[Opening Records for this task section]
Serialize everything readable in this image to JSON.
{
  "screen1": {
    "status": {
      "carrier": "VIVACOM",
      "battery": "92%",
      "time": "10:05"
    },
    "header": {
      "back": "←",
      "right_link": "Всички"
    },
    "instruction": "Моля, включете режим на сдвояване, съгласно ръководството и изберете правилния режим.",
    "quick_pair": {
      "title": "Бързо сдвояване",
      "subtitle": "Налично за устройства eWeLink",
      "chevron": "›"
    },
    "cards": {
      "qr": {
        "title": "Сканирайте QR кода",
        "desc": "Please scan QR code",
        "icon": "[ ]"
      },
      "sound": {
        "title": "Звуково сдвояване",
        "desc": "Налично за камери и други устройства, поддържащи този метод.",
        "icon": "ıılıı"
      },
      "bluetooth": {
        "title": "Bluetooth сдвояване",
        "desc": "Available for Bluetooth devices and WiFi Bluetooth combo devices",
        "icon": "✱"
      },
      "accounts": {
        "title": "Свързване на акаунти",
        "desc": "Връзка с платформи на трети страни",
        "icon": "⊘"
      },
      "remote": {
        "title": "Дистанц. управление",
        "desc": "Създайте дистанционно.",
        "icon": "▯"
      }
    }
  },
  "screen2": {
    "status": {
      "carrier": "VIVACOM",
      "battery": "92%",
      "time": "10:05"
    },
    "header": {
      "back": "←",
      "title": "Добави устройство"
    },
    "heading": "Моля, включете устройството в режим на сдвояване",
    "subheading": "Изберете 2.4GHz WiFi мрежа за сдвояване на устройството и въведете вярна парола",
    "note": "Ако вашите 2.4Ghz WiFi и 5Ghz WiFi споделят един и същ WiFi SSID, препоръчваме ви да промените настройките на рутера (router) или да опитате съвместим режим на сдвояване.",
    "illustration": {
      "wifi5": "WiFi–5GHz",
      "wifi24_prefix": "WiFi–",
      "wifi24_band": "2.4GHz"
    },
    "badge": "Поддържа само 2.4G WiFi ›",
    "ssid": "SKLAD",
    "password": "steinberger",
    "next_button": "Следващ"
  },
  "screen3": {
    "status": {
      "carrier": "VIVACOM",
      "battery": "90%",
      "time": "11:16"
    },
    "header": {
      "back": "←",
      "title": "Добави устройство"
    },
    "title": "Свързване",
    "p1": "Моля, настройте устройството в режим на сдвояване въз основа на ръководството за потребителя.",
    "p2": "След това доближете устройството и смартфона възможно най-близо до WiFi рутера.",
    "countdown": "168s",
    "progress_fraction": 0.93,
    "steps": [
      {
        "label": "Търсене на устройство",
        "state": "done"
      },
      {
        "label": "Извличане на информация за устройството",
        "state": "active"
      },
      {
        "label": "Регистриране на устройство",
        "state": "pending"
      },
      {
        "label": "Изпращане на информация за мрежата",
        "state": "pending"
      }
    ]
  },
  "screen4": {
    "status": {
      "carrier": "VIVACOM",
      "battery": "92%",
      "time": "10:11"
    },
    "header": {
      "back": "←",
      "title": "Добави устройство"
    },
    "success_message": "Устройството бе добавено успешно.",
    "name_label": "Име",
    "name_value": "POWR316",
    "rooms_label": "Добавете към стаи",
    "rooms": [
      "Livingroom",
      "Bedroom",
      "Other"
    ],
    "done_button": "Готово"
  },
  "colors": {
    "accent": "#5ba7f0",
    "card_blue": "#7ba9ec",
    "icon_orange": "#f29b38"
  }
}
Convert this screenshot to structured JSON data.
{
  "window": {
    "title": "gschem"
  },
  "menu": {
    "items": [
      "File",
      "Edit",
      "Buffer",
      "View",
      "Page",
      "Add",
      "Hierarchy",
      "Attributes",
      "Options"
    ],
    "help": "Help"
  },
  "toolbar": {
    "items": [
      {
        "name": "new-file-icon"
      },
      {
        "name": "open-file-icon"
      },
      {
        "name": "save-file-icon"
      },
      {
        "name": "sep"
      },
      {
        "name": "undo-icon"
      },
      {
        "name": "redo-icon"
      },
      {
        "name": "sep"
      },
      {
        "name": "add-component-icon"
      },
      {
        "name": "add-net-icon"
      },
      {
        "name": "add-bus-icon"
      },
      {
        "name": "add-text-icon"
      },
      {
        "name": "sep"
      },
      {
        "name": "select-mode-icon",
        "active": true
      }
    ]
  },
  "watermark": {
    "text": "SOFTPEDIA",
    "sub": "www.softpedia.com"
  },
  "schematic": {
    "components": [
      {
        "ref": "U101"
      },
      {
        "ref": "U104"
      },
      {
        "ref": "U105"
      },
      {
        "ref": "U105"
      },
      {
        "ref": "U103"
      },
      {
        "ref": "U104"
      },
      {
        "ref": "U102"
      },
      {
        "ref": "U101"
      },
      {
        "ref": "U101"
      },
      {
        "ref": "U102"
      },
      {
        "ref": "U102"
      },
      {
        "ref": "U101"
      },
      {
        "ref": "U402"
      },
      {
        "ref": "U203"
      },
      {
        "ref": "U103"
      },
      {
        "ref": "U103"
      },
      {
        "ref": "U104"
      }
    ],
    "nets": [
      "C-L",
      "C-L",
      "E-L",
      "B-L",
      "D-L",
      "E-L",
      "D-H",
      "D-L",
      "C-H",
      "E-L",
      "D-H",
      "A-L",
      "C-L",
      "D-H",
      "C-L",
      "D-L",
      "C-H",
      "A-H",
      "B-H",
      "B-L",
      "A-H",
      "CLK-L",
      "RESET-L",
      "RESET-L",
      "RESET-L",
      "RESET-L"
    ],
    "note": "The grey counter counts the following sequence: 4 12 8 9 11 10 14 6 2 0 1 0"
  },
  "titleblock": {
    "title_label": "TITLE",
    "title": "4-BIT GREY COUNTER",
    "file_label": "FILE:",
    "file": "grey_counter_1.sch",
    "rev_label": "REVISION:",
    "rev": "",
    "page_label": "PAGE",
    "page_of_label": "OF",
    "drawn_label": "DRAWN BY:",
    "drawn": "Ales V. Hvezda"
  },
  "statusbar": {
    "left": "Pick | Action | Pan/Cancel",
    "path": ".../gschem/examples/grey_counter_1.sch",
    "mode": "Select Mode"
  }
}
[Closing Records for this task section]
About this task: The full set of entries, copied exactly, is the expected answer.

Response to the task:
Serialize everything readable in this image to JSON.
{
  "screen1": {
    "status": {
      "carrier": "VIVACOM",
      "battery": "92%",
      "time": "10:05"
    },
    "header": {
      "back": "←",
      "right_link": "Всички"
    },
    "instruction": "Моля, включете режим на сдвояване, съгласно ръководството и изберете правилния режим.",
    "quick_pair": {
      "title": "Бързо сдвояване",
      "subtitle": "Налично за устройства eWeLink",
      "chevron": "›"
    },
    "cards": {
      "qr": {
        "title": "Сканирайте QR кода",
        "desc": "Please scan QR code",
        "icon": "[ ]"
      },
      "sound": {
        "title": "Звуково сдвояване",
        "desc": "Налично за камери и други устройства, поддържащи този метод.",
        "icon": "ıılıı"
      },
      "bluetooth": {
        "title": "Bluetooth сдвояване",
        "desc": "Available for Bluetooth devices and WiFi Bluetooth combo devices",
        "icon": "✱"
      },
      "accounts": {
        "title": "Свързване на акаунти",
        "desc": "Връзка с платформи на трети страни",
        "icon": "⊘"
      },
      "remote": {
        "title": "Дистанц. управление",
        "desc": "Създайте дистанционно.",
        "icon": "▯"
      }
    }
  },
  "screen2": {
    "status": {
      "carrier": "VIVACOM",
      "battery": "92%",
      "time": "10:05"
    },
    "header": {
      "back": "←",
      "title": "Добави устройство"
    },
    "heading": "Моля, включете устройството в режим на сдвояване",
    "subheading": "Изберете 2.4GHz WiFi мрежа за сдвояване на устройството и въведете вярна парола",
    "note": "Ако вашите 2.4Ghz WiFi и 5Ghz WiFi споделят един и същ WiFi SSID, препоръчваме ви да промените настройките на рутера (router) или да опитате съвместим режим на сдвояване.",
    "illustration": {
      "wifi5": "WiFi–5GHz",
      "wifi24_prefix": "WiFi–",
      "wifi24_band": "2.4GHz"
    },
    "badge": "Поддържа само 2.4G WiFi ›",
    "ssid": "SKLAD",
    "password": "steinberger",
    "next_button": "Следващ"
  },
  "screen3": {
    "status": {
      "carrier": "VIVACOM",
      "battery": "90%",
      "time": "11:16"
    },
    "header": {
      "back": "←",
      "title": "Добави устройство"
    },
    "title": "Свързване",
    "p1": "Моля, настройте устройството в режим на сдвояване въз основа на ръководството за потребителя.",
    "p2": "След това доближете устройството и смартфона възможно най-близо до WiFi рутера.",
    "countdown": "168s",
    "progress_fraction": 0.93,
    "steps": [
      {
        "label": "Търсене на устройство",
        "state": "done"
      },
      {
        "label": "Извличане на информация за устройството",
        "state": "active"
      },
      {
        "label": "Регистриране на устройство",
        "state": "pending"
      },
      {
        "label": "Изпращане на информация за мрежата",
        "state": "pending"
      }
    ]
  },
  "screen4": {
    "status": {
      "carrier": "VIVACOM",
      "battery": "92%",
      "time": "10:11"
    },
    "header": {
      "back": "←",
      "title": "Добави устройство"
    },
    "success_message": "Устройството бе добавено успешно.",
    "name_label": "Име",
    "name_value": "POWR316",
    "rooms_label": "Добавете към стаи",
    "rooms": [
      "Livingroom",
      "Bedroom",
      "Other"
    ],
    "done_button": "Готово"
  },
  "colors": {
    "accent": "#5ba7f0",
    "card_blue": "#7ba9ec",
    "icon_orange": "#f29b38"
  }
}
Convert this screenshot to structured JSON data.
{
  "window": {
    "title": "gschem"
  },
  "menu": {
    "items": [
      "File",
      "Edit",
      "Buffer",
      "View",
      "Page",
      "Add",
      "Hierarchy",
      "Attributes",
      "Options"
    ],
    "help": "Help"
  },
  "toolbar": {
    "items": [
      {
        "name": "new-file-icon"
      },
      {
        "name": "open-file-icon"
      },
      {
        "name": "save-file-icon"
      },
      {
        "name": "sep"
      },
      {
        "name": "undo-icon"
      },
      {
        "name": "redo-icon"
      },
      {
        "name": "sep"
      },
      {
        "name": "add-component-icon"
      },
      {
        "name": "add-net-icon"
      },
      {
        "name": "add-bus-icon"
      },
      {
        "name": "add-text-icon"
      },
      {
        "name": "sep"
      },
      {
        "name": "select-mode-icon",
        "active": true
      }
    ]
  },
  "watermark": {
    "text": "SOFTPEDIA",
    "sub": "www.softpedia.com"
  },
  "schematic": {
    "components": [
      {
        "ref": "U101"
      },
      {
        "ref": "U104"
      },
      {
        "ref": "U105"
      },
      {
        "ref": "U105"
      },
      {
        "ref": "U103"
      },
      {
        "ref": "U104"
      },
      {
        "ref": "U102"
      },
      {
        "ref": "U101"
      },
      {
        "ref": "U101"
      },
      {
        "ref": "U102"
      },
      {
        "ref": "U102"
      },
      {
        "ref": "U101"
      },
      {
        "ref": "U402"
      },
      {
        "ref": "U203"
      },
      {
        "ref": "U103"
      },
      {
        "ref": "U103"
      },
      {
        "ref": "U104"
      }
    ],
    "nets": [
      "C-L",
      "C-L",
      "E-L",
      "B-L",
      "D-L",
      "E-L",
      "D-H",
      "D-L",
      "C-H",
      "E-L",
      "D-H",
      "A-L",
      "C-L",
      "D-H",
      "C-L",
      "D-L",
      "C-H",
      "A-H",
      "B-H",
      "B-L",
      "A-H",
      "CLK-L",
      "RESET-L",
      "RESET-L",
      "RESET-L",
      "RESET-L"
    ],
    "note": "The grey counter counts the following sequence: 4 12 8 9 11 10 14 6 2 0 1 0"
  },
  "titleblock": {
    "title_label": "TITLE",
    "title": "4-BIT GREY COUNTER",
    "file_label": "FILE:",
    "file": "grey_counter_1.sch",
    "rev_label": "REVISION:",
    "rev": "",
    "page_label": "PAGE",
    "page_of_label": "OF",
    "drawn_label": "DRAWN BY:",
    "drawn": "Ales V. Hvezda"
  },
  "statusbar": {
    "left": "Pick | Action | Pan/Cancel",
    "path": ".../gschem/examples/grey_counter_1.sch",
    "mode": "Select Mode"
  }
}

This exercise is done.